This course continues the study of modern literary theory begun in English 501, and using that course as a launching pad, plunges you into an intensive immersion in one or more "currents" of contemporary theory. For this section of 502, we are going to engage with what some have called the "new materialism" and what others refer to as "object-oriented ontology." In short, this course will focus on a variety of "turns" in contemporary theory that all share an interest in things, objects, and the non- or anti-human: critical animal studies,
post/human studies, queer and intersex studies, networkologies and assemblages, distant/machine reading, cybernetics, geophilosophy, nomadic ethology,
ecological criticism, and the turn in continental philosophy toward "speculative realism." We will study works of literature and films, from the medieval through
modern periods, that take up the subjects and genres of the supernatural, metamorphosis (from human to animal to plant to machine and every hybrid in between), science fiction, and the speculative. We will also read widely in theorists such as Bruno Latour, Donna Haraway, Graham Harman, Quentin Meillassoux, Jeffrey Cohen, Cary Wolfe, Bill Brown, Karen Barad, Jane Bennett, Rosi Braidotti, Gilles Deleuze and Felix Guattari, Eva Hayward, Manuel De Landa, Andy Clark, Julian Yates, Katherine Hayles, and Elizabeth Grosz, among others.

The only actual books students will be asked to buy will be Bennett's "Vibrant Matter" and Harman's "Circus Philosophicus," along with some science fiction books, and then there will be a lot of individual readings on electronic course reserves [culled from many of the texts you cite here, in addition to others]. I was going to go with Latour's "Reassembling the Social," but I was also wondering, is "Aramis" the sort of text that can be usefully excerpted in any way?

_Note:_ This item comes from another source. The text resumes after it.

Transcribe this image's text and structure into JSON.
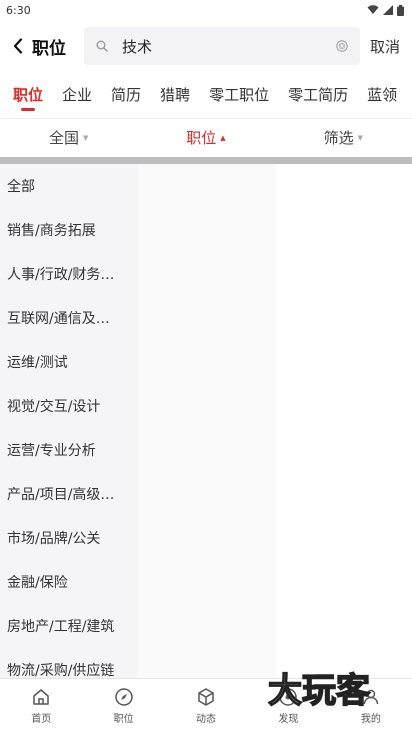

Anonymous said...

A practitioner of "newish materialism" in medieval and early modern contexts is Elisabeth Salter (English, Aberystwyth)


most evident in her recent conference papers it is growing in her published work too.

Jeffrey Cohen said...

Thanks everyone for the suggestions; please keep them coming!

Eileen, Aramis would be difficult but not impossible to excerpt. There's a nice arc about two thirds of the way through that culminates in Aramis itself speaking (with the voice of Frankenstein's creature); if I excerpt the book that is the segment I'll use.

dan remein said...

I really think Harman's "On Vicarious Causation" is the best of anything from him actually. And, being personally less turned on by Latour than Heidegger and Husserl, perhaps this is why--as I'd say to look at Tool Being or Guerilla Metaphysics instead at the book-level (if they weren't so damn hard to get ahold of!). I might even say that Heidegger in his essay on 'the thing' on "Building, Dwelling, Thinking" might underpin or deepen the discussion of everything to come. MH opens all the posthumanist doors.

Otherwise, some of the OE riddles in translation might be _great_ and you did yourself once work with the Old English...nothing like talking non-human things that are difficult to identify!

EllenGrendel said...

Deleuze and Guattari's "Becoming-animal" also seems like a natural pairing for your class, given the slippage between man, animal, and "something else" in many of these texts. Sounds like fun!